TASK GOAL
Whenever a line of the entries below holds the string "name", copy that line and return it.
═════ DATASET RECORDS
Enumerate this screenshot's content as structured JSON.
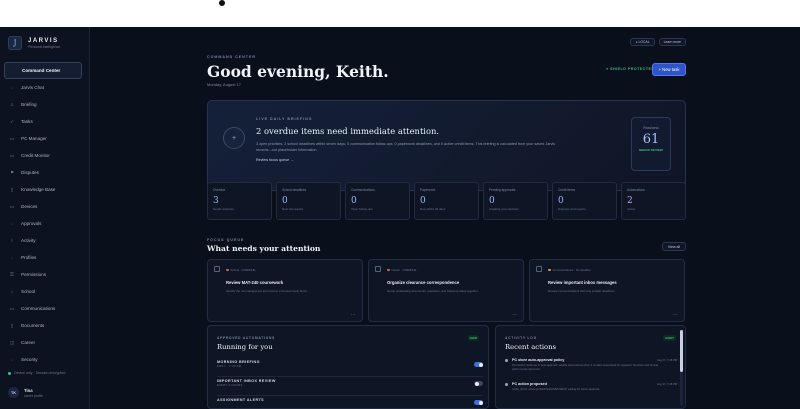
{
  "brand": {
    "logo": "J",
    "name": "JARVIS",
    "subtitle": "Personal intelligence"
  },
  "sidebar": {
    "items": [
      {
        "label": "Command Center",
        "icon": "",
        "active": true
      },
      {
        "label": "Jarvis Chat",
        "icon": "◌"
      },
      {
        "label": "Briefing",
        "icon": "≡"
      },
      {
        "label": "Tasks",
        "icon": "✓"
      },
      {
        "label": "PC Manager",
        "icon": "▭"
      },
      {
        "label": "Credit Monitor",
        "icon": "▭"
      },
      {
        "label": "Disputes",
        "icon": "⚑"
      },
      {
        "label": "Knowledge Base",
        "icon": "▯"
      },
      {
        "label": "Devices",
        "icon": "▭"
      },
      {
        "label": "Approvals",
        "icon": "◌"
      },
      {
        "label": "Activity",
        "icon": "⌇"
      },
      {
        "label": "Profiles",
        "icon": "◌"
      },
      {
        "label": "Permissions",
        "icon": "⚿"
      },
      {
        "label": "School",
        "icon": "⌂"
      },
      {
        "label": "Communications",
        "icon": "▭"
      },
      {
        "label": "Documents",
        "icon": "▯"
      },
      {
        "label": "Career",
        "icon": "◫"
      },
      {
        "label": "Security",
        "icon": "◌"
      }
    ],
    "status": "Device only · Session encrypted",
    "user": {
      "initials": "TK",
      "name": "Tina",
      "role": "owner profile"
    }
  },
  "header": {
    "chips": [
      {
        "label": "LOCAL",
        "dot": "●"
      },
      {
        "label": "Learn more",
        "dot": ""
      }
    ],
    "eyebrow": "COMMAND CENTER",
    "greeting": "Good evening, Keith.",
    "date": "Monday, August 17",
    "shield": "● SHIELD PROTECTED",
    "new_task": "+ New task"
  },
  "briefing": {
    "icon": "+",
    "eyebrow": "LIVE DAILY BRIEFING",
    "title": "2 overdue items need immediate attention.",
    "text": "3 open priorities, 2 school deadlines within seven days, 0 communication follow-ups, 0 paperwork deadlines, and 0 active credit items. This briefing is calculated from your saved Jarvis records—not placeholder information.",
    "link": "Review focus queue →",
    "score": {
      "label": "Readiness",
      "value": "61",
      "sub": "NEEDS REVIEW"
    }
  },
  "stats": [
    {
      "label": "Overdue",
      "value": "3",
      "sub": "Needs attention"
    },
    {
      "label": "School deadlines",
      "value": "0",
      "sub": "Next two weeks"
    },
    {
      "label": "Communications",
      "value": "0",
      "sub": "Open follow-ups"
    },
    {
      "label": "Paperwork",
      "value": "0",
      "sub": "Due within 30 days"
    },
    {
      "label": "Pending approvals",
      "value": "0",
      "sub": "Awaiting your decision"
    },
    {
      "label": "Credit items",
      "value": "0",
      "sub": "Disputes and reports"
    },
    {
      "label": "Automations",
      "value": "2",
      "sub": "Active"
    }
  ],
  "focus": {
    "eyebrow": "FOCUS QUEUE",
    "title": "What needs your attention",
    "view_all": "View all"
  },
  "tasks": [
    {
      "meta": "School · OVERDUE",
      "priority": "red",
      "title": "Review MAT-240 coursework",
      "desc": "Identify the next assignment and reserve a focused study block."
    },
    {
      "meta": "Career · OVERDUE",
      "priority": "red",
      "title": "Organize clearance correspondence",
      "desc": "Group outstanding documents, questions, and follow-up dates together."
    },
    {
      "meta": "Communications · No deadline",
      "priority": "amber",
      "title": "Review important inbox messages",
      "desc": "Review communications that may contain deadlines."
    }
  ],
  "automations": {
    "eyebrow": "APPROVED AUTOMATIONS",
    "title": "Running for you",
    "badge": "NOW",
    "items": [
      {
        "name": "MORNING BRIEFING",
        "sub": "DAILY · 7:30 AM",
        "on": true
      },
      {
        "name": "IMPORTANT INBOX REVIEW",
        "sub": "EVERY 2 HOURS",
        "on": false
      },
      {
        "name": "ASSIGNMENT ALERTS",
        "sub": "",
        "on": true
      }
    ]
  },
  "activity": {
    "eyebrow": "ACTIVITY LOG",
    "title": "Recent actions",
    "badge": "AUDIT",
    "items": [
      {
        "title": "PC store auto-approval policy",
        "time": "Aug 17, 7:48 PM",
        "desc": "Permission mode set to auto-approval: reliable automations when it remains supervised for repeated. Sensitive and remote paths remain approved."
      },
      {
        "title": "PC action proposed",
        "time": "Aug 17, 7:48 PM",
        "desc": "mode_list for Jarvis-profile/PhotoUSB/USBUP, waiting for owner approval."
      }
    ]
  },
  "colors": {
    "accent": "#2f55c9",
    "good": "#3fbf7f",
    "danger": "#e25a68",
    "background": "#0a0f1c"
  }
}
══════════
SOLUTION FOR THIS PROBLEM
    "name": "JARVIS",
      "name": "Tina",
        "name": "MORNING BRIEFING",
        "name": "IMPORTANT INBOX REVIEW",
        "name": "ASSIGNMENT ALERTS",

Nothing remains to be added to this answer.